- Opening Delimiter -

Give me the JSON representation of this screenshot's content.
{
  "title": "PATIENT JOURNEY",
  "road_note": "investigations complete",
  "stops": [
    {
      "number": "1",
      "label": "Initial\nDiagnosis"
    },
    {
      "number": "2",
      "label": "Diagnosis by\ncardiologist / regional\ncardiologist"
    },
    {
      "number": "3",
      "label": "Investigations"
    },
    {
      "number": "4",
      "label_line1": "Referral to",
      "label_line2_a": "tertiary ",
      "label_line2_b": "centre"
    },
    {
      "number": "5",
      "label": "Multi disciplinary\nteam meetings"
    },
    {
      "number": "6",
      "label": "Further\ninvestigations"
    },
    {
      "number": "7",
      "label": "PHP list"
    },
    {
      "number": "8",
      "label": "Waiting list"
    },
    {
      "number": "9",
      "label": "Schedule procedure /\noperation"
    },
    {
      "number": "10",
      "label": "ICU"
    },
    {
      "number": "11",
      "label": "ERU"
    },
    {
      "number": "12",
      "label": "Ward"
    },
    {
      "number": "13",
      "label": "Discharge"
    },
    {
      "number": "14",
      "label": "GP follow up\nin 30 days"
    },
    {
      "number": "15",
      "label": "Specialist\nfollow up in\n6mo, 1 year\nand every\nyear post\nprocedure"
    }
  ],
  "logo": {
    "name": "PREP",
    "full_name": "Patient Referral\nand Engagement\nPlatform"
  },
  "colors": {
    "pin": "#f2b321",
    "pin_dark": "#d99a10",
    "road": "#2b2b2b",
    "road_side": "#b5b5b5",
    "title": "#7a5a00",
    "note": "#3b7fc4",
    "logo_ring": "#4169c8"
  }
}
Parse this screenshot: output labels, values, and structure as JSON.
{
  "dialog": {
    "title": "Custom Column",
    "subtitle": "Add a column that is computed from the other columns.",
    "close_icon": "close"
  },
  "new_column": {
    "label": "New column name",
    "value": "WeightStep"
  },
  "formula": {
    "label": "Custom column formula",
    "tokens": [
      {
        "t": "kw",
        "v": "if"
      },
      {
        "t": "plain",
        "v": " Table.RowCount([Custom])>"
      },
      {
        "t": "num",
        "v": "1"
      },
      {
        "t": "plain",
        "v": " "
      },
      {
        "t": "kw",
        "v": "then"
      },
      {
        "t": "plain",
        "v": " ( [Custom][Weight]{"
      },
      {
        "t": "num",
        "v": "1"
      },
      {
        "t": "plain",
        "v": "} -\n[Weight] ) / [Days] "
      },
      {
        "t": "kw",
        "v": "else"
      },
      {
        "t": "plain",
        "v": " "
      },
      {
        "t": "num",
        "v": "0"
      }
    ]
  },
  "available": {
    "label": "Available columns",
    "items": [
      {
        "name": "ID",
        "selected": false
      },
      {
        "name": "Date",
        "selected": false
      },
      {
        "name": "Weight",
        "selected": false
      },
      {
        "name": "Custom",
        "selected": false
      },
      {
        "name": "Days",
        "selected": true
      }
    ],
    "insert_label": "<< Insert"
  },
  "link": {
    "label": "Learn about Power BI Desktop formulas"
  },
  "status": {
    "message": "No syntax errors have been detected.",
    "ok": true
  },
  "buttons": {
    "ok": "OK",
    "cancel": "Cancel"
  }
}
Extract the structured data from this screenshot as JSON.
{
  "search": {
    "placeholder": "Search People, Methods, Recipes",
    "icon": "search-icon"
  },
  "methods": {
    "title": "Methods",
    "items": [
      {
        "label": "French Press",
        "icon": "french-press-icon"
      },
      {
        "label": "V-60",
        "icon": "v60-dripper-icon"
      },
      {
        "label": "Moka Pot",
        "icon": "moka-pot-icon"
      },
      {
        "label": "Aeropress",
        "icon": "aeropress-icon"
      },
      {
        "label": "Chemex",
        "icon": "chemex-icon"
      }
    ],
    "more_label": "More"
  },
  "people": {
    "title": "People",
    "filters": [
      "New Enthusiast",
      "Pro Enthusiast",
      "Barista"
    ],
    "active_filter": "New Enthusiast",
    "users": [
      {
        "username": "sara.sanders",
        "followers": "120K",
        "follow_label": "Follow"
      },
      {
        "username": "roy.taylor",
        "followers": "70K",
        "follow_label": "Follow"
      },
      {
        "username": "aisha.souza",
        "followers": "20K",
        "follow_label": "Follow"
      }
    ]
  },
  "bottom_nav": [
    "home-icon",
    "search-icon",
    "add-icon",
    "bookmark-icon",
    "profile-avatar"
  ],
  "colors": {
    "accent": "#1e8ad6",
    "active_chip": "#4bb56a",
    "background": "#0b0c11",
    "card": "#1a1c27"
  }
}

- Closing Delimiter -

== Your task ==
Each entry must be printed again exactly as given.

== Reply ==
Give me the JSON representation of this screenshot's content.
{
  "title": "PATIENT JOURNEY",
  "road_note": "investigations complete",
  "stops": [
    {
      "number": "1",
      "label": "Initial\nDiagnosis"
    },
    {
      "number": "2",
      "label": "Diagnosis by\ncardiologist / regional\ncardiologist"
    },
    {
      "number": "3",
      "label": "Investigations"
    },
    {
      "number": "4",
      "label_line1": "Referral to",
      "label_line2_a": "tertiary ",
      "label_line2_b": "centre"
    },
    {
      "number": "5",
      "label": "Multi disciplinary\nteam meetings"
    },
    {
      "number": "6",
      "label": "Further\ninvestigations"
    },
    {
      "number": "7",
      "label": "PHP list"
    },
    {
      "number": "8",
      "label": "Waiting list"
    },
    {
      "number": "9",
      "label": "Schedule procedure /\noperation"
    },
    {
      "number": "10",
      "label": "ICU"
    },
    {
      "number": "11",
      "label": "ERU"
    },
    {
      "number": "12",
      "label": "Ward"
    },
    {
      "number": "13",
      "label": "Discharge"
    },
    {
      "number": "14",
      "label": "GP follow up\nin 30 days"
    },
    {
      "number": "15",
      "label": "Specialist\nfollow up in\n6mo, 1 year\nand every\nyear post\nprocedure"
    }
  ],
  "logo": {
    "name": "PREP",
    "full_name": "Patient Referral\nand Engagement\nPlatform"
  },
  "colors": {
    "pin": "#f2b321",
    "pin_dark": "#d99a10",
    "road": "#2b2b2b",
    "road_side": "#b5b5b5",
    "title": "#7a5a00",
    "note": "#3b7fc4",
    "logo_ring": "#4169c8"
  }
}
Parse this screenshot: output labels, values, and structure as JSON.
{
  "dialog": {
    "title": "Custom Column",
    "subtitle": "Add a column that is computed from the other columns.",
    "close_icon": "close"
  },
  "new_column": {
    "label": "New column name",
    "value": "WeightStep"
  },
  "formula": {
    "label": "Custom column formula",
    "tokens": [
      {
        "t": "kw",
        "v": "if"
      },
      {
        "t": "plain",
        "v": " Table.RowCount([Custom])>"
      },
      {
        "t": "num",
        "v": "1"
      },
      {
        "t": "plain",
        "v": " "
      },
      {
        "t": "kw",
        "v": "then"
      },
      {
        "t": "plain",
        "v": " ( [Custom][Weight]{"
      },
      {
        "t": "num",
        "v": "1"
      },
      {
        "t": "plain",
        "v": "} -\n[Weight] ) / [Days] "
      },
      {
        "t": "kw",
        "v": "else"
      },
      {
        "t": "plain",
        "v": " "
      },
      {
        "t": "num",
        "v": "0"
      }
    ]
  },
  "available": {
    "label": "Available columns",
    "items": [
      {
        "name": "ID",
        "selected": false
      },
      {
        "name": "Date",
        "selected": false
      },
      {
        "name": "Weight",
        "selected": false
      },
      {
        "name": "Custom",
        "selected": false
      },
      {
        "name": "Days",
        "selected": true
      }
    ],
    "insert_label": "<< Insert"
  },
  "link": {
    "label": "Learn about Power BI Desktop formulas"
  },
  "status": {
    "message": "No syntax errors have been detected.",
    "ok": true
  },
  "buttons": {
    "ok": "OK",
    "cancel": "Cancel"
  }
}
Extract the structured data from this screenshot as JSON.
{
  "search": {
    "placeholder": "Search People, Methods, Recipes",
    "icon": "search-icon"
  },
  "methods": {
    "title": "Methods",
    "items": [
      {
        "label": "French Press",
        "icon": "french-press-icon"
      },
      {
        "label": "V-60",
        "icon": "v60-dripper-icon"
      },
      {
        "label": "Moka Pot",
        "icon": "moka-pot-icon"
      },
      {
        "label": "Aeropress",
        "icon": "aeropress-icon"
      },
      {
        "label": "Chemex",
        "icon": "chemex-icon"
      }
    ],
    "more_label": "More"
  },
  "people": {
    "title": "People",
    "filters": [
      "New Enthusiast",
      "Pro Enthusiast",
      "Barista"
    ],
    "active_filter": "New Enthusiast",
    "users": [
      {
        "username": "sara.sanders",
        "followers": "120K",
        "follow_label": "Follow"
      },
      {
        "username": "roy.taylor",
        "followers": "70K",
        "follow_label": "Follow"
      },
      {
        "username": "aisha.souza",
        "followers": "20K",
        "follow_label": "Follow"
      }
    ]
  },
  "bottom_nav": [
    "home-icon",
    "search-icon",
    "add-icon",
    "bookmark-icon",
    "profile-avatar"
  ],
  "colors": {
    "accent": "#1e8ad6",
    "active_chip": "#4bb56a",
    "background": "#0b0c11",
    "card": "#1a1c27"
  }
}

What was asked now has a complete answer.